This is a common problem that I've come across myself many times. I ended up going down the "just use a number for the id" route, meaning it's not quite as ugly to the clients to see those UUIDs.
The only other way, as you already eluded to, is to hide that ID behind some kind of query, which you'll have to feed parameters to in order to retrieve the correct UUID, however, that means you may as well be using those parameters as the primary key for table!
I'd say there's no way to do REST (i.e. state transfer of an model) without being able to identify the instance you're RESTing, so you're going to need a key, whatever form that key takes.

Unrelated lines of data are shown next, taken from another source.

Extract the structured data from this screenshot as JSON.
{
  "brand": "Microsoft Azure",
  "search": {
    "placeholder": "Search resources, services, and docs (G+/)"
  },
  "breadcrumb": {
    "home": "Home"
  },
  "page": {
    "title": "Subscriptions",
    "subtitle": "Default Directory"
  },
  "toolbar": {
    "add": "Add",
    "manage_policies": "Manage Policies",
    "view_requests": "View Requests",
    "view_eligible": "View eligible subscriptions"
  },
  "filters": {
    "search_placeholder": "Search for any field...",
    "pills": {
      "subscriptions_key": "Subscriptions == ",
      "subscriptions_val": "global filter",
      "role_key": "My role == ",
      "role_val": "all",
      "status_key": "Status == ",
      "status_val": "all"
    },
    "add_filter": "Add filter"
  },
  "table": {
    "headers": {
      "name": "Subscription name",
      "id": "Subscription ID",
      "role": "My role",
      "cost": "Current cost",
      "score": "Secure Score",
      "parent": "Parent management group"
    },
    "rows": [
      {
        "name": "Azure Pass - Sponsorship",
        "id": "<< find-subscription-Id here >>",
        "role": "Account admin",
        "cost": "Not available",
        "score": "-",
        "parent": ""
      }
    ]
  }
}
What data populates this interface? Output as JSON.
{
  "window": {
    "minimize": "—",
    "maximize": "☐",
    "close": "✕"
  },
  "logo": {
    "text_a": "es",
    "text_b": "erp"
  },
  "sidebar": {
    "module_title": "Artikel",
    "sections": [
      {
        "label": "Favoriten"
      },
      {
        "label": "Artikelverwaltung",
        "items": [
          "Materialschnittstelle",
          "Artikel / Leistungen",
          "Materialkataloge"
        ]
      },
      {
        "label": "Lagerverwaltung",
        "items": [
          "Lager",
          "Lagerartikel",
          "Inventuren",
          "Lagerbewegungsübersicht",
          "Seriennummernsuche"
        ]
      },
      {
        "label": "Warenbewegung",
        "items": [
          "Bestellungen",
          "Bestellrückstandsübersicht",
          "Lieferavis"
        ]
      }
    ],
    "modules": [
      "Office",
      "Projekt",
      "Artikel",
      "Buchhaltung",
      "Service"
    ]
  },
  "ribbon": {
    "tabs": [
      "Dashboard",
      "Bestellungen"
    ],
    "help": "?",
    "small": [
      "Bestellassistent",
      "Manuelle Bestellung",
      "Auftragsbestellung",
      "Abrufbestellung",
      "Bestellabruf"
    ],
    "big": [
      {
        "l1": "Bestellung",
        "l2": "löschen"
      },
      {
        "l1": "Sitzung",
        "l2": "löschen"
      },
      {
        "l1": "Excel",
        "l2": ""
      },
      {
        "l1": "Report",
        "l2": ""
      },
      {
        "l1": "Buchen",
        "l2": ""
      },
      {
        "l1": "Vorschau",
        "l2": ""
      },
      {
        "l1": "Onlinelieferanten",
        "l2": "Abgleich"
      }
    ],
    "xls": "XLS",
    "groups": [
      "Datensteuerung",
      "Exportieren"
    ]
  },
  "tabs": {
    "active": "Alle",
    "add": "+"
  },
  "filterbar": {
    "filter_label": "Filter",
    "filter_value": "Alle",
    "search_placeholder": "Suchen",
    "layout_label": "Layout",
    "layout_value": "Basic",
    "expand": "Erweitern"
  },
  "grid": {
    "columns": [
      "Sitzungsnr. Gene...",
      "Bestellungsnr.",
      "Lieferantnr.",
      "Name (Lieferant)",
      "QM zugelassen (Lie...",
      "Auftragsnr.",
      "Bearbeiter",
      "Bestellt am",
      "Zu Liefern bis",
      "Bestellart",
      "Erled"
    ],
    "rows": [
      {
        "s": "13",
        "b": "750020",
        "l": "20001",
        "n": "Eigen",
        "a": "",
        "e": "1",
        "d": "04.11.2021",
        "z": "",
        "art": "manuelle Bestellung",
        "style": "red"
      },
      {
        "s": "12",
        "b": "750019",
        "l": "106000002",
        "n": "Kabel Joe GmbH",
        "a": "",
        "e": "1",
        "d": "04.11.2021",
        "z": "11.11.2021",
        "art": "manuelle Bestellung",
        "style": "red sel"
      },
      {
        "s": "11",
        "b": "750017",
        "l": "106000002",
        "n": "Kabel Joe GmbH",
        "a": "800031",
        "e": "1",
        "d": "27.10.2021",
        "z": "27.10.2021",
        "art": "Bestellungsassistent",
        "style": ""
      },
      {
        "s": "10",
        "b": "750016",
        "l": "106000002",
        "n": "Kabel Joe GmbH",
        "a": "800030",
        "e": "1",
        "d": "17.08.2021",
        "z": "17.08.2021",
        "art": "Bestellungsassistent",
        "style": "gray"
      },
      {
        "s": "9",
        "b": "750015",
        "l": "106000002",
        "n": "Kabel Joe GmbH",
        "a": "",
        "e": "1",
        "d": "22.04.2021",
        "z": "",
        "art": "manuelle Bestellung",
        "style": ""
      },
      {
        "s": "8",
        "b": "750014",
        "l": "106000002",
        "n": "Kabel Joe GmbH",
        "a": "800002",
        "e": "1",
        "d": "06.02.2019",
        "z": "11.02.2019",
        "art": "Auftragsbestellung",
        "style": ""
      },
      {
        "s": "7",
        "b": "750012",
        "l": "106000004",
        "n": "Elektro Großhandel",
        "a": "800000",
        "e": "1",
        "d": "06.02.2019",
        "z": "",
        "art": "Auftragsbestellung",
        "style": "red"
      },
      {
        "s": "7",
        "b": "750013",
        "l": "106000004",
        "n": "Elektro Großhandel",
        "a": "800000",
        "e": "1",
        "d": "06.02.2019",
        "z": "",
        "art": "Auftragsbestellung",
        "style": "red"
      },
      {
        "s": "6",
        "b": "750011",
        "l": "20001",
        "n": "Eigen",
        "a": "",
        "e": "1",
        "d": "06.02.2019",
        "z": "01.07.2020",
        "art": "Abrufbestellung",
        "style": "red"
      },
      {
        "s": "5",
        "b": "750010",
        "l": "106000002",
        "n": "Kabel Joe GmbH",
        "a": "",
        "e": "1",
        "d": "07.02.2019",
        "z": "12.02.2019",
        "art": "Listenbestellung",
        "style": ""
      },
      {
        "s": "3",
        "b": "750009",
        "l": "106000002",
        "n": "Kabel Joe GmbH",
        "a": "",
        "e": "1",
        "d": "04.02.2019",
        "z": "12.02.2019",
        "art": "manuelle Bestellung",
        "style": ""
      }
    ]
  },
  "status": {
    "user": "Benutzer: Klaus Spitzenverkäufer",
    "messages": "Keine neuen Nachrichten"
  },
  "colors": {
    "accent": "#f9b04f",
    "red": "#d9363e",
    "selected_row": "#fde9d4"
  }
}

If your concern is due to security, I see the problem as is in your server message validation code, not that the client sees Ids. If a hacker wants to load some data from your table, they won't need to ids to do so. And you ought be validating the requests too, so no dodgy stuff comes through to your business layers anyway, i.e. Authentication and Authorisation of messages.
To come back to your question:
"accessible through REST, so I don't want to expose the primary key"
I think that it's the opposite, you NEED to expose the primary key in order to do REST.
EDIT: As @Murph pointed out, it actually DOES give attackers a better chance if you give Ids to the client - I did not know this. It may be that other answers here (I'm looking at the shortest one saying to encrypt the key) may be more correct to your situation. Edit 2: Seems UUIDs are no safer than ints...